Last night was Halloween. There are no trick or treaters out here in the middle of nowhere, but I did witness an extraordinary sunset! Usually the sunrises are much more beautiful because the sun sets behind the San Ysidro Mountains and the lighting isn’t very good. When the sun rises, it illuminates the mountains. But last night was an exception to the rule! Watch as the colors change from gold and pink to deep purples and rose tones.
I have never had a cat that loves to climb trees as much as Callie. And she especially loves to climb trees with me watching her. She crouches low to the ground and waits for me to notice before she races up the trunk of the nearest olive tree. When she sees me looking at her, off she goes in a blur of fur! As soon as she gets to where she wants to be, she settles down and surveys her surroundings like the desert queen that she is.
Today dawned golden and bright with a brisk temperature of only in the 50’s. This is the best time of year to be living in Anza-Borrego Desert State Park and Borrego Springs. Exotic migratory birds like the oriole, tanager and flickers, return for the winter. Packs of coyotes have raised their young and if all goes well, the pups will survive and contribute to the chorus of howls and yips by adding their own little squeaky voices to the early morning mix. The bighorn sheep once again move to higher ground with their springtime lambs and every one of us that made it through the harsh summer, can take a deep sigh of relief. The desert is where I call myself home now, and I am eternally grateful that the heat is once again behind us.
The summers are brutal here in Anza-Borrego Desert State Park. We had a high of 124 degrees F, but because there is a constant source of water that is made available with natural springs flowing most of the year, big horn sheep, bobcat, mountain lions, badgers, desert foxes, quail, roadrunners, many species of birds, jack rabbits, cotton tails and so much more, are able to survive the summer heat.
Fortunately for us, we were able to travel in our 24ft Class C RV during most of the hot summer in order to escape the scorching months of July and August with our cat, Callie and only had to return last week to settle in for the fall and winter season. We will continue to take shorter trips for the fun if it, but the desperation of fleeing the heat of summer is behind us.
Callie has been on an antibiotic for 7 days now for acute bronchitis, which was triggered again when we drove through the horrific fires of Santa Rosa, California. Due to the highway 101 closure, we were forced to dry camp at Salt Point Campground north of Bodega Bay in order to try and get away from the smoke. Fires had broken out all over the map and we were not successful in finding a campground which was smoke free. She started coughing soon after we spent the night there and it became progressively worse the second half of the 5 week trip. Fortunately, I have a good vet in Morro Bay who was able to call in a compound prescription for us and she is on the road to recovery.

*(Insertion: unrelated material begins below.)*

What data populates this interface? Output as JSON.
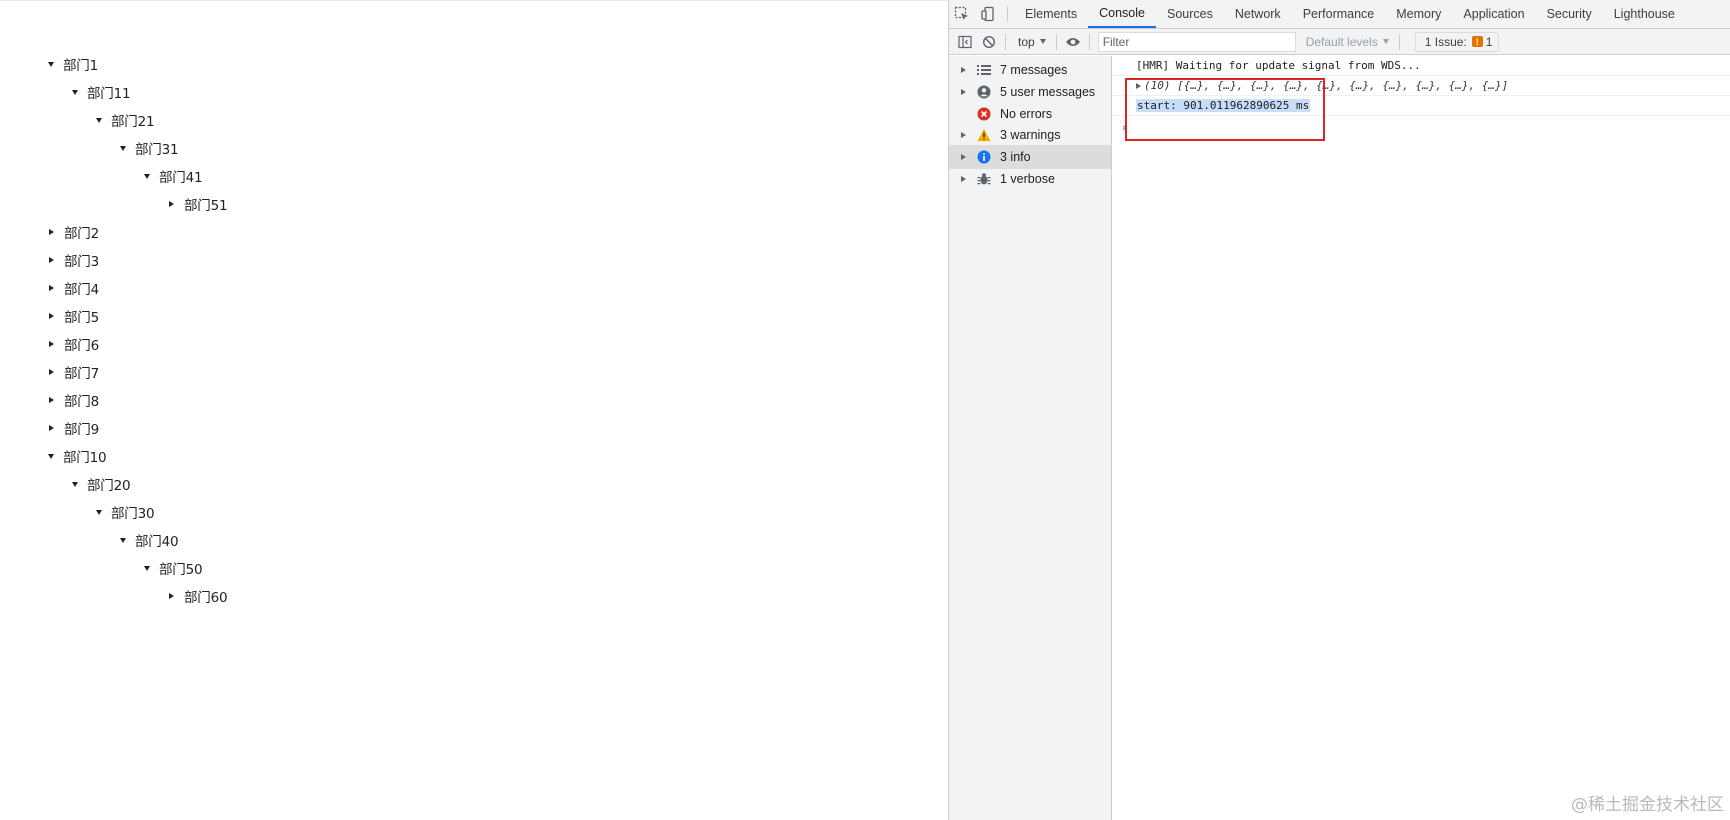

This morning was the first day Callie dashed across the back yard in order to reach a fast enough momentum to climb high up on her beloved olive trees. She loves these trees and climbing them is a passion for her. The higher she climbs, the prouder she becomes! It is always a good sign when she throws herself on the trunk of the tree and then dashes straight up until she can climb no higher. It made me feel good too, to see her once again feeling better.